The geeky background is this:

  • In Family Tree Maker, I exported my latest GEDCOM file
  • In Family Tree Analyzer (free), I imported the GEDCOM and exported a spreadsheet of all facts
  • In Power BI Desktop (free), I imported the spreadsheet and built different views of my data

A few minutes into reviving this project, I noticed a friend's blog post on a similar topic. He showed all the pie charts he generated from his family tree on MyHeritage. I have only the most basic tree on that website, so I got back to work in Power BI Desktop.

In Power BI Desktop, I created graphs showing:

1. Last name occurrences in my family tree from most to least. Most of the last names in my tree (currently with 27,900 people) come from one town. That's no surprise. Years ago I pieced together my Grandpa Leone's town using 1809–1860 vital records. I added 15,000 people to my family tree.

I also see big numbers for last names from Grandpa Iamarino's town. The name Pozzuto is in the #1 position by far. That's because I made an effort to fit every last Pozzuto from the vital records into my tree. My maiden name is in 10th place because I've spent time pushing to find my closest Iamarino relatives.

Do you know what are the most common names in your family tree? This tool can tell you.
Do you know what are the most common names in your family tree? This tool can tell you.

2. First name occurrences in my family tree from most to least. My family is 100% from southern Italy, from the region called Campania. I'll bet the most common first names in my family tree are almost the same as other Campania family trees.

The most common first names in my family tree are:

  • Giuseppe
  • Angelamaria
  • Giovanni
  • Antonio
  • Francesco
  • Domenico
  • Pasquale
  • Maria

3. Birth locations plotted on a world map. The Power BI software plotted every birth location from my family tree on a map. I love zooming into southern Italy to see how centralized my Italian ancestors were. Draw a straight line from the Bay of Naples to the spur of the Italian boot, and that's where my DNA comes from.

Almost any type of family tree data can be plotted to give you the big picture.
Almost any type of family tree data can be plotted to give you the big picture.

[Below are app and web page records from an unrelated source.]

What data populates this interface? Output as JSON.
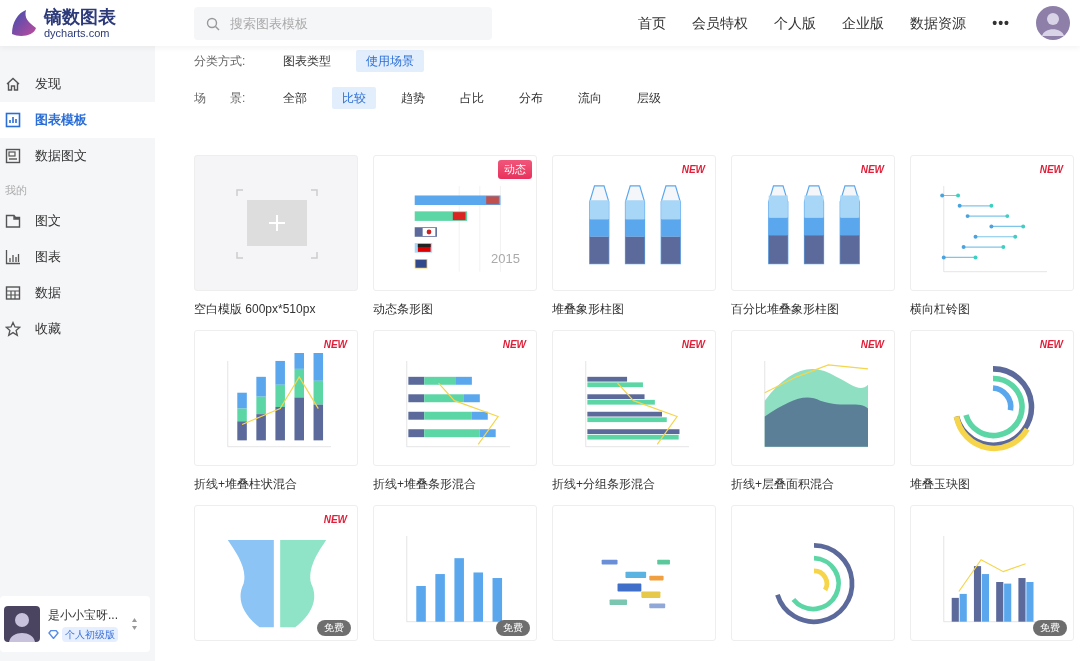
{
  "logo": {
    "name": "镝数图表",
    "domain": "dycharts.com"
  },
  "search": {
    "placeholder": "搜索图表模板"
  },
  "nav": [
    {
      "label": "首页"
    },
    {
      "label": "会员特权"
    },
    {
      "label": "个人版"
    },
    {
      "label": "企业版"
    },
    {
      "label": "数据资源"
    },
    {
      "label": "•••"
    }
  ],
  "sidebar": {
    "items": [
      {
        "label": "发现",
        "selected": false
      },
      {
        "label": "图表模板",
        "selected": true
      },
      {
        "label": "数据图文",
        "selected": false
      }
    ],
    "section": "我的",
    "my_items": [
      {
        "label": "图文",
        "selected": false
      },
      {
        "label": "图表",
        "selected": false
      },
      {
        "label": "数据",
        "selected": false
      },
      {
        "label": "收藏",
        "selected": false
      }
    ],
    "user": {
      "name": "是小小宝呀...",
      "level": "个人初级版"
    }
  },
  "filters": [
    {
      "label": "分类方式:",
      "options": [
        {
          "label": "图表类型",
          "selected": false
        },
        {
          "label": "使用场景",
          "selected": true
        }
      ]
    },
    {
      "label": "场　　景:",
      "options": [
        {
          "label": "全部",
          "selected": false
        },
        {
          "label": "比较",
          "selected": true
        },
        {
          "label": "趋势",
          "selected": false
        },
        {
          "label": "占比",
          "selected": false
        },
        {
          "label": "分布",
          "selected": false
        },
        {
          "label": "流向",
          "selected": false
        },
        {
          "label": "层级",
          "selected": false
        }
      ]
    }
  ],
  "templates": [
    {
      "kind": "blank",
      "title": "空白模版 600px*510px"
    },
    {
      "kind": "bar-race",
      "title": "动态条形图",
      "badge": "动态",
      "caption": "2015"
    },
    {
      "kind": "bottles",
      "title": "堆叠象形柱图",
      "badge": "NEW"
    },
    {
      "kind": "bottles-pct",
      "title": "百分比堆叠象形柱图",
      "badge": "NEW"
    },
    {
      "kind": "dumbbell",
      "title": "横向杠铃图",
      "badge": "NEW"
    },
    {
      "kind": "line-column",
      "title": "折线+堆叠柱状混合",
      "badge": "NEW"
    },
    {
      "kind": "line-bar",
      "title": "折线+堆叠条形混合",
      "badge": "NEW"
    },
    {
      "kind": "line-grouped-bar",
      "title": "折线+分组条形混合",
      "badge": "NEW"
    },
    {
      "kind": "line-area",
      "title": "折线+层叠面积混合",
      "badge": "NEW"
    },
    {
      "kind": "radial-stack",
      "title": "堆叠玉玦图",
      "badge": "NEW"
    },
    {
      "kind": "butterfly",
      "badge": "NEW",
      "free": "免费"
    },
    {
      "kind": "column",
      "free": "免费"
    },
    {
      "kind": "wordcloud"
    },
    {
      "kind": "radial"
    },
    {
      "kind": "column-line",
      "free": "免费"
    }
  ]
}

4. Ahnentafel numbers from 1 to 2,691. I created a chart using a custom field in my GEDCOM called Ahnentafel. (Each of my direct ancestors has their Ahnentafel number in this field in Family Tree Maker.) I put the numbers on both the X and Y axis of a scatter plot for an interesting visualization of the gaps.

I know almost all my direct ancestors up to Ahnentafel number 748. Then there's a sprinkling from 999 to 1,392. Finally, I have a gigantic gap with two stragglers at 2,136 and 2,691. It's exciting to see my progress this way.

5. Number of children per marriage. I made a pie chart for the number of children in every marriage in my family tree. More than a third of my marriages have only one child. I'll bet I'm missing a ton of kids. That sounds like something to work on. About a quarter of the marriages in my tree have between 4 and 14 kids!

What do you think is the average number of children per family in your family tree?
What do you think is the average number of children per family in your family tree?

6. Drill-through by type of data. I'm familiar with this type of chart, but I never thought of using it for genealogy. I started with every individual in my family tree. Then I broke them down by last name. Then I broke each last name down by first name. I followed that with birth location, birth date, marriage date, and death date.

It may not be the most useful tool, but it is cool. I can choose any last name in my tree, then a first name and a birth place. I can click each one to see which facts I have in my tree.

This drill-through chart lets you follow anyone in your family tree through a series of events.
This drill-through chart lets you follow anyone in your family tree through a series of events.

For instance, I can click my name of Iamarino, and then the most common first name of Antonio. Now I see all the locations where an Antonio Iamarino was born. Next I'll click the town name (Colle Sannita) where I have 7 Antonio Iamarinos. Next comes the birth dates of the 7 men. I clicked each one until I found an Antonio for whom I have all the basic facts: birth, marriage, and death dates.

If you'd like to see statistics for your family tree, you can: